Grahic Jump Location
(a) The mini-sled in its starting position with the pneumatically controlled accelerating piston contacting a bracket at the rear of the sled. Note the support bar preventing the dummy head from moving rearwards during sled acceleration, which here has been put into supporting position. The support bar rotates downward during sled transit and is not a factor in the subsequent head impact. (b) The mini-sled in a position just prior to the dummy head contacts the foam. A layer of tape to reduce the friction between the head and foam during impact covers the face and forehead. A sample of EPS is mounted on the aluminum plate. Below the foam sample is a piece of honeycomb to decelerate the sled. Note that the support bar for the head is in its nonsupporting position.
Grahic Jump Location
Midsagittal plane positioning of accelerometers inside the dummy head. The biaxial array accelerometers denoted CG-x and CG-z were also used to measure linear x and z acceleration at the head CG. The coordinate system, which is attached to the head CG, follows the Hybrid III sign convention, i.e., the x axis coincides with the posteroanterior direction (anterior direction positive) and the z axis coincides with the superoinferior direction (inferior direction positive).
Grahic Jump Location
Illustration of head kinematics during the first 35 ms following initial head-foam contact at t=0. The frames are taken from the video sequence of test 49, a 7.03 m/s impact into FPU of 64.0 kg/m3.
Grahic Jump Location
Responses as measured in the test shown in Fig. 4. (a) x,z, and resultant linear acceleration at the head CG and sled deceleration. (b) Sagittal plane angular acceleration as calculated from the in-line system and biaxial array, neck force Fx acting on the head in the x direction and neck moment My acting on the head about an axis parallel to the y axis through the head CG. The noise in the acceleration time history from the in-line system occurring between t=22 ms and t=26.5 ms is due to the support rod hitting the back cap of the dummy head, thus causing a slight ringing in the in-line accelerometers. (c) Sagittal plane angular velocity calculated by integration of the acceleration time histories shown in (b).
Grahic Jump Location
Peak values of angular acceleration and change in angular velocity as functions of peak values of resultant linear acceleration and HIC36 as measured in all the mini-sled tests.
Grahic Jump Location
HIC36 as a function of peak resultant linear acceleration for the low-, intermediate-, and high-speed tests.
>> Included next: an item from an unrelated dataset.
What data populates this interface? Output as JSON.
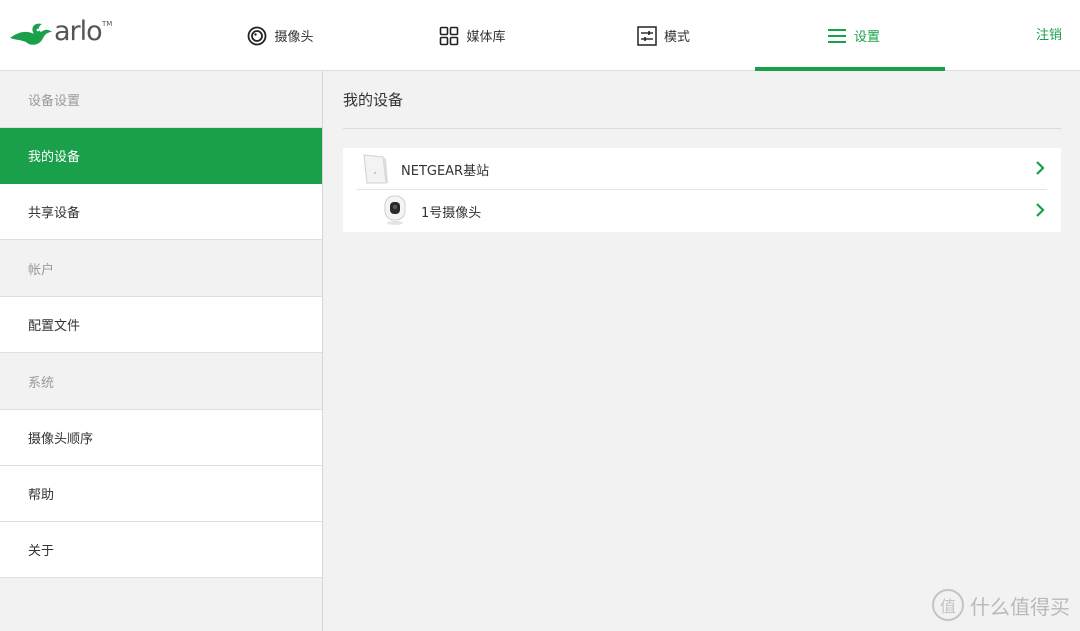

Nonlinear regression functions, in which HIC36 was a function of peak resultant linear acceleration raised to the power of 5/2, have been fitted to the results from the low- (r=0.981), intermediate- (r=0.949), and high-speed (r=0.694) tests. The use of linear regression would have resulted in slightly lower correlation for the low- (r=0.970) and intermediate-speed (r=0.944) tests and slightly higher correlation for the high-speed tests (r=0.720).
Grahic Jump Location
Head-foam contact force in the direction of sled motion (as recorded by the load cells backing up the inclined aluminum plate) and linear x acceleration of the dummy head (as recorded by the CG-x accelerometer in the biaxial array) for two high-speed tests in which the foam did not bottom out (test 59, a 9.87 m/s impact into EPP of 48.0 kg/m3) and bottomed out (test 54, a 9.69 m/s impact into EPP of 20.8 kg/m3).
Grahic Jump Location
Peak responses in the high-speed tests in which the foam samples did not bottom out (solid circles) and bottomed out (open circles). (a) Peak angular acceleration as a function of peak resultant linear acceleration. (b) Peak angular acceleration as a function of HIC36. (c) Peak resultant linear acceleration as a function of HIC36.

Tables

Errata

Discussions

Some tools below are only available to our subscribers or users with an online account.

Related Content

Customize your page view by dragging and repositioning the boxes below.

Related Journal Articles
Related eBook Content
Topic Collections

Sorry! You do not have access to this content. For assistance or to subscribe, please contact us:

  • TELEPHONE: 1-800-843-2763 (Toll-free in the USA)
  • EMAIL: asmedigitalcollection@asme.org
Sign In